As a result of the COVID-19 outbreak, several businesses have demonstrated that they can operate successfully from remote locations. Even though the notion of a coworking space is relatively new in the commercial real estate industry, there has been significant debate regarding whether it is now obsolete.
Commercial real estate professionals, in particular, rely on these work spaces to conduct business and build relationships with colleagues and clients. Real estate professionals will continue to rely on a new sort of coworking space in the future, despite the fact that many features of working in an office will change.
In the coming months and years, the coworking landscape will look like the following:
Make health and safety a priority
70 percent of Luxembourg’s office spaces had at least a partially open design plan at the start of the first quarter of 2020. There has been an increase in demand for offices that were originally meant to support private work while huge corporations have hurried to build new walls and Plexiglas office barriers.
The physical structure and amount of meeting rooms will be drastically altered for professionals returning to a shared office environment. It doesn’t matter if it’s subconscious or explicit, social distance and one-way traffic patterns are becoming more commonplace, from the grocery store to the workplace.
The trend is set by the residential sector
A look at how the residential real estate market operates can reveal who is in search of shared office space for business purposes.
Before COVID-19, several smaller residential real estate businesses had already begun downsizing.
Rather than building their own offices from scratch, several of these agencies have taken advantage of more flexible workspaces. Pandemic-related trends were also increased in all industries.
Residential real estate brokers are flocking to shared workspaces for a variety of reasons.
As the economy continues to fluctuate, short-term leases are becoming more popular.
Shared workspaces allow businesses to scale up or down their office space as their needs evolve.
Downtown locations are appealing and convenient for agents who use coworking spaces. For customers who want to know exactly where they are going prior to any in-person encounters, this holds true even in the context of COVID-19.
With updated public safety rules, professional coworking spaces will become increasingly attractive for people seeking private chats in a relaxed setting without fear of being overheard.
Home offices, as anyone with children knows, are no substitute for a professional workplace environment that encourages concentrated concentration.. Professionals who need to work outside of their homes can benefit from coworking spaces, even in the face of the greatest public health crisis in decades.
Many businesses are already looking for new office space as towns implement their own gradual reopening plans and regulations, and flexibility is a major factor in the search.
Businesses of all sizes should evaluate how a reduced office footprint would appear and how it can work as the global workforce adapts and responds to the current economic crisis.
The residential sector has been ahead of the curve when it comes to the emergence of professional coworking spaces.
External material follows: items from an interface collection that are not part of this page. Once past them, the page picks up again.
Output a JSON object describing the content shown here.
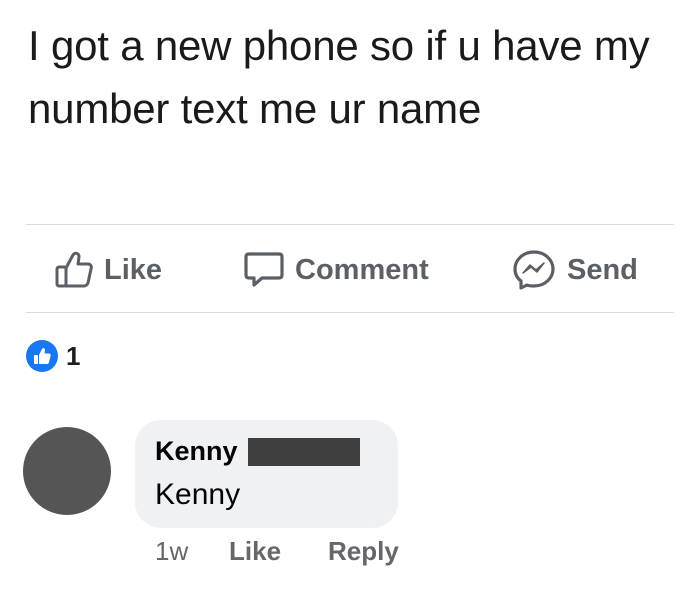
{
  "post": {
    "text": "I got a new phone so if u have my number text me ur name"
  },
  "actions": {
    "like_label": "Like",
    "comment_label": "Comment",
    "send_label": "Send",
    "like_icon": "thumbs-up-outline-icon",
    "comment_icon": "speech-bubble-icon",
    "send_icon": "messenger-icon",
    "color": "#5b5f66"
  },
  "reactions": {
    "icon": "thumbs-up-badge-icon",
    "count": "1",
    "badge_color": "#1877f2"
  },
  "comment": {
    "author": "Kenny",
    "author_surname_redacted": true,
    "body": "Kenny",
    "time": "1w",
    "like_label": "Like",
    "reply_label": "Reply",
    "bubble_color": "#eff1f4",
    "avatar_color": "#555555"
  }
}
Shorter leases and a new focus on providing separate, safe office spaces in changing downtowns across the country go hand-in-hand with an agile approach to workforce planning. Despite the demise of the traditional workplace model, professional coworking spaces are on the upswing.